- Manufacturers test a group of sample lamps by burning them continuously. Like HID lamps, LEDs aren’t allowed to burn out.
- The point at which the lamps meet 70% of their original lumen output is the life hour rating.
In the next part of this series, we’ll show how you can use this information to inform your light bulb purchase.
Jun 20, 11
When looking through a selection of light bulbs, it can become confusing to compare different lamps to each other, but understanding bulb terms can help in finding the right lamps for the fixtures in a home or business. The following are the most basic terms to consider.
Wattage and Voltage: Watts and volts are sometimes mistaken as measurements of light output. This comes from the familiarity of people with the incandescent light bulb, which has been the standard in lighting for decades. This long history has trained the average homeowner to think of lighting an area in terms of whether it needs a 40, 60, or 100-watt bulb. Even today, manufacturers of CFLs and LED light bulbs tend to stress the incandescent equivalent wattage rather than the actual, much lower wattage of the bulb.
Lumens and Candlepower: As the lighting industry shifts away from incandescent lighting, it will become more and more important to focus on the actual light output of a bulb rather than how it compares to an incandescent light bulb. Lumens, also shown as lm, represent the actual amount of ambient light coming from a lamp. The higher the amount of lumens, the more “lit up” a room will be. Candlepower, on the other hand (measured in candelas), is a unit of measurement that stands for the luminous intensity going in a specific direction from a light source. The latter, usually seen on reflector-type bulbs, is most important when the actual “punch” of the concentrated beam of light is more important than how much of an area it illuminates.
Coloring Rendering Index (CRI) and Color Temperature (CCT): A bulb’s color rendering index is a representation of how well the lamp will reproduce colors. Lighting sources at the low end of the index, such as low-pressure sodium lamps (CRI 20-30) tend to wash out colors and are best used in commercial applications where accurate color rendering is not important. An incandescent or halogen light bulb, on the other hand, is considered to have a “perfect” CRI of 100. Linear fluorescents and compact fluorescents (CFLs) usually fall in the 80 to 90 range. While CRI represents how accurate a light source is, color temperature (represented in degrees Kelvin (K)) represents the character of the light source. At the low end, a color temperature of 2600-2700K creates a warm light character like that seen in incandescent bulbs; a higher color temperature of 4100-5500K creates a whiter light like that most often seen in office buildings.

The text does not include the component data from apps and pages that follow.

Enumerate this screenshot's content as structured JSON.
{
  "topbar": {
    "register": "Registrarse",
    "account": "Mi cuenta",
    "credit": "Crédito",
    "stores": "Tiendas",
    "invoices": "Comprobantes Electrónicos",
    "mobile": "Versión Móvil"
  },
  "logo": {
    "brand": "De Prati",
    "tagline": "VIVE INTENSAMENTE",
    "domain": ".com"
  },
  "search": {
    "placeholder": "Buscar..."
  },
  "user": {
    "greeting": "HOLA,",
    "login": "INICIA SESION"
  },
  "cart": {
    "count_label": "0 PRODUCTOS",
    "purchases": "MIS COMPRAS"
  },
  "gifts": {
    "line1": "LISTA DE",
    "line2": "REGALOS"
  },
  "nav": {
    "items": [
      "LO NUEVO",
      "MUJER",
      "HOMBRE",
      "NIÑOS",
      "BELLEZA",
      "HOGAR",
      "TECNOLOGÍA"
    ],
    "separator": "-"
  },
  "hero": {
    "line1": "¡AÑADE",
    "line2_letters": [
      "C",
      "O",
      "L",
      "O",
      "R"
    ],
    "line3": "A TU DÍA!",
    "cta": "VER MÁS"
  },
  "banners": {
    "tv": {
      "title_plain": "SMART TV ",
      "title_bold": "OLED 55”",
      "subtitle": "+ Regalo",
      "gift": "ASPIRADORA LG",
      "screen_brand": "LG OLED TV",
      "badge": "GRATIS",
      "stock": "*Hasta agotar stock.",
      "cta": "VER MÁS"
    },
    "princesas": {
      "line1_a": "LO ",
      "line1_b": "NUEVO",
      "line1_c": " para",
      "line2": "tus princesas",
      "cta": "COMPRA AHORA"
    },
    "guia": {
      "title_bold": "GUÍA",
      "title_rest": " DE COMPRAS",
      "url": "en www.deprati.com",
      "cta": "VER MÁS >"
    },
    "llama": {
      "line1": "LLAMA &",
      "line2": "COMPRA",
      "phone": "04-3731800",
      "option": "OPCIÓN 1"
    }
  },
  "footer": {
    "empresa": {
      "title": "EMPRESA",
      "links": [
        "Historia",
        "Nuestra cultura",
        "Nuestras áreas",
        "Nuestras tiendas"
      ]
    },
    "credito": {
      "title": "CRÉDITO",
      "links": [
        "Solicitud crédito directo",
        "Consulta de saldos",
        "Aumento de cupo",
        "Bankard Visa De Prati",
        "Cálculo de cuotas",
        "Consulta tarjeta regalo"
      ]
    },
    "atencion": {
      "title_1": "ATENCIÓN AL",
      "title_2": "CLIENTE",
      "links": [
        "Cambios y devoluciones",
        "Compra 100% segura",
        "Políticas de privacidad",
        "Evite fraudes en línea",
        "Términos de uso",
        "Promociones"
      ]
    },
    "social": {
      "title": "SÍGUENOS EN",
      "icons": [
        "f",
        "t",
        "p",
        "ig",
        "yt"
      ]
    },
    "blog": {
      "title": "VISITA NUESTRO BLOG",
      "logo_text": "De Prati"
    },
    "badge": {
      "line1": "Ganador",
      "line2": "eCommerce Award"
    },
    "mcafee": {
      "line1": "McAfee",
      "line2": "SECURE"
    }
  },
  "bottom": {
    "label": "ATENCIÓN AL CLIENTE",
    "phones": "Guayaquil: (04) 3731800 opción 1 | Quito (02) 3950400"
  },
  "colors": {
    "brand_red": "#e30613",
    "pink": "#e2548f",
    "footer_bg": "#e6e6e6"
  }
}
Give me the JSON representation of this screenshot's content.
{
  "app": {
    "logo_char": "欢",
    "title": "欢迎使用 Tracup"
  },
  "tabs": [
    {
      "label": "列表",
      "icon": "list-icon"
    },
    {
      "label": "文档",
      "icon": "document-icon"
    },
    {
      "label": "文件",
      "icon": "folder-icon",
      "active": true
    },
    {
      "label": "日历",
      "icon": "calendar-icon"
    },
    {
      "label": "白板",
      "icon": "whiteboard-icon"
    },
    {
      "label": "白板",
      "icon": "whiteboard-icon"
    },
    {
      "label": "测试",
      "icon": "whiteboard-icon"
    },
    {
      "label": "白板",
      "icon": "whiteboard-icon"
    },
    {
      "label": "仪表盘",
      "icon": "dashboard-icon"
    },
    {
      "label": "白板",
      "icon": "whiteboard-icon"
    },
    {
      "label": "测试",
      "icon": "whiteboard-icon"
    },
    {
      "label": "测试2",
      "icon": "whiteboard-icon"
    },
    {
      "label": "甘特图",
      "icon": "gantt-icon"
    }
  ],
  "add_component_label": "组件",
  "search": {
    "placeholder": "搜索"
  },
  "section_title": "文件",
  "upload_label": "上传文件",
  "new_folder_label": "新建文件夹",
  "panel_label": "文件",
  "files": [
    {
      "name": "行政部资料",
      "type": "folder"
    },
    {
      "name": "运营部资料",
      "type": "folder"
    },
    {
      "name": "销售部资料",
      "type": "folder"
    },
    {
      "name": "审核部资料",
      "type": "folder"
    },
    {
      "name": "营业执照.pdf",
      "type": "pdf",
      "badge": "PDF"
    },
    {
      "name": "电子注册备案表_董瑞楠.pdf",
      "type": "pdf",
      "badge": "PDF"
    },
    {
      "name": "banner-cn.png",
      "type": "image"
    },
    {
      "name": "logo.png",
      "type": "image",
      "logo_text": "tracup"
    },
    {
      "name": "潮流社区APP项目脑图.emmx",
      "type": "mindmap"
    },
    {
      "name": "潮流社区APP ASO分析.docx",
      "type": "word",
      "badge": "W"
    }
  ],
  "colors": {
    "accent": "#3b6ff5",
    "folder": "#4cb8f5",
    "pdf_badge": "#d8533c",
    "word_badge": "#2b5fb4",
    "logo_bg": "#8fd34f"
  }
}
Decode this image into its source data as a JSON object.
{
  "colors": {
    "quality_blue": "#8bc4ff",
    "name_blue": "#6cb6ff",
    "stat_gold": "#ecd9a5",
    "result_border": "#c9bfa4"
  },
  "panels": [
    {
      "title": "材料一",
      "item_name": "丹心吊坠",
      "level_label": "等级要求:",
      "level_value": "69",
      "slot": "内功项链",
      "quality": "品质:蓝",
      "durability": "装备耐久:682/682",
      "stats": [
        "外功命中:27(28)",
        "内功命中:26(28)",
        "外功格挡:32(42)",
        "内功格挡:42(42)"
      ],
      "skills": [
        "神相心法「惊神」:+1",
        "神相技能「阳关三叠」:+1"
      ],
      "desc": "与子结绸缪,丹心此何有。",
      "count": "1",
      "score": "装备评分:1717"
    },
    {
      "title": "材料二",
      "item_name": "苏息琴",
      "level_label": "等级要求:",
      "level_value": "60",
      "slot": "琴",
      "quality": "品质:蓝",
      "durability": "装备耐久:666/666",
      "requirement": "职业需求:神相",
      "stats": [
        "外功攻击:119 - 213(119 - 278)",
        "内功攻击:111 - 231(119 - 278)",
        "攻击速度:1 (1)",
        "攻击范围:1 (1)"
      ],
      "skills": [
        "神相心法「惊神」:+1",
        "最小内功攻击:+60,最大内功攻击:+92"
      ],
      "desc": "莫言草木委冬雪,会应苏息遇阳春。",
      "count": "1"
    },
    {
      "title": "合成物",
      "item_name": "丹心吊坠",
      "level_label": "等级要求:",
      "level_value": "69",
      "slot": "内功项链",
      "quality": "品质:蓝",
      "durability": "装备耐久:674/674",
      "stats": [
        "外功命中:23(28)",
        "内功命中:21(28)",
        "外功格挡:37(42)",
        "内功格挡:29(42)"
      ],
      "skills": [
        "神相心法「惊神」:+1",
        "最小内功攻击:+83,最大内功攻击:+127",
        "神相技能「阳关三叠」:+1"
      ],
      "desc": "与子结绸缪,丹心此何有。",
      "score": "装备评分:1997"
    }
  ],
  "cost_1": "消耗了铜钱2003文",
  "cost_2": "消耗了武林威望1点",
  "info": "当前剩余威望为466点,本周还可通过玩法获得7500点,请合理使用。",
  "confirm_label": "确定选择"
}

Life Hours: Life hours represent the life expectancy of any given manufacturer’s light bulb. This, however, does not represent how long every bulb will last, but is rather the number of hours it took one-half of a batch of test lamps to burn out. Though this is a good indicator of a light bulb’s life, it is not a guarantee and should not be confused with a warranty.